We conducted a randomized clinical trial in men with stage D2 prostate cancer to test whether androgen priming potentiates the efficacy of cytotoxic chemotherapy. Eighty-five men with progressive prostate cancer refractory or orchiectomy were treated continuously with aminoglutethimide and hydrocortisone to lower adrenal androgen secretion and were administered cyclic intravenous (IV) chemotherapy. The patients were randomized to receive either androgen priming or no additional treatment for three days before and on the day of chemotherapy. Median duration of follow-up was 43 months. Response rate (remission plus disease stabilization) was not significantly different between the stimulation and control arm when the analysis was restricted to evaluable patients (79% v 73%, respectively) or when it was extended to all patients (46% v 61%). Median duration of response was similar for the stimulation and control arm (9 and 10 months, respectively). Median survival was 10 months in the stimulation and 15 months in the control group (P = .0047). The androgen sensitivity of the tumors was supported by the greater toxicity in the stimulation arm associated with androgen administration. Factors found to be independently associated with improved clinical outcome included a high Karnofsky score and hematocrit, long duration of response to the initial castration, and normalization of an elevated serum acid phosphatase on treatment. We conclude that in this group of patients with advanced disease, androgen priming does not potentiate the efficacy of chemotherapy and is actually associated with a worse outcome. Furthermore, our data emphasize the heterogeneity of biologic behavior of prostate cancer.

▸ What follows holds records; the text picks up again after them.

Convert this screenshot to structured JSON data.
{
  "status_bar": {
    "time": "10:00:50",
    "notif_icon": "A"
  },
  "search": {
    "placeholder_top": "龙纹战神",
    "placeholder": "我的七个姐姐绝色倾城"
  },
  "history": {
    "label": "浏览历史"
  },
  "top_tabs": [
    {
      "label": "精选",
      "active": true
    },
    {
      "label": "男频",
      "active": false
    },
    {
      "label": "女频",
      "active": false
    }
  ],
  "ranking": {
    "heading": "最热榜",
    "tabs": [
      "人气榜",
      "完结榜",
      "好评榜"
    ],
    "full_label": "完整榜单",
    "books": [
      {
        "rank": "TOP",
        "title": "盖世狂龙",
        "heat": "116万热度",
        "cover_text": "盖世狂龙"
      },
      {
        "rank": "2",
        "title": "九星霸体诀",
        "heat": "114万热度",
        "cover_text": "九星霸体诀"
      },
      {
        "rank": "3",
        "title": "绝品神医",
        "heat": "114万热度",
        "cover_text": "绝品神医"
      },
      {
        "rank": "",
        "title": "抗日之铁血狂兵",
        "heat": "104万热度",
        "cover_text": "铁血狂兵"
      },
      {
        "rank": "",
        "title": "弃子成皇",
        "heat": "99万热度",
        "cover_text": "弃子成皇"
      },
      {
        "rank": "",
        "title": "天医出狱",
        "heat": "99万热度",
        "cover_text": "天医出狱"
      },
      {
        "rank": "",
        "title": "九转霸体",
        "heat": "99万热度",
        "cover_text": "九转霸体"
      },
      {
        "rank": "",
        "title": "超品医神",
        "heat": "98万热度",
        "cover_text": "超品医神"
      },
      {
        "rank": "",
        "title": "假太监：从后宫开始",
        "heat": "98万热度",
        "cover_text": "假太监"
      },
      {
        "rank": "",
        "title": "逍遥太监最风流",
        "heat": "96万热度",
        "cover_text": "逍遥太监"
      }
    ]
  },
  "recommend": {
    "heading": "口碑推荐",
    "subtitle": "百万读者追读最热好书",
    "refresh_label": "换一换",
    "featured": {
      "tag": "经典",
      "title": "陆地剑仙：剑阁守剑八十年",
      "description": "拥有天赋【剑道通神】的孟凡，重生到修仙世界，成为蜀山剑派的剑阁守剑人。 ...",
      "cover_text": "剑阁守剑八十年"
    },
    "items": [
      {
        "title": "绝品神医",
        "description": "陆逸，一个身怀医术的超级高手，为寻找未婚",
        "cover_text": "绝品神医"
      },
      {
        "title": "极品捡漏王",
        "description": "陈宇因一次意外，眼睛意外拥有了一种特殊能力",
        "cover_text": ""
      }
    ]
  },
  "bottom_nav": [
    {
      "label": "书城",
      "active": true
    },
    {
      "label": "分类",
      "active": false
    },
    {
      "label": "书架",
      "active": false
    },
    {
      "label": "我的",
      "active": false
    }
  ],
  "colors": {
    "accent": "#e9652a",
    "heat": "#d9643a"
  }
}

All Science Journal Classification (ASJC) codes
- Cancer Research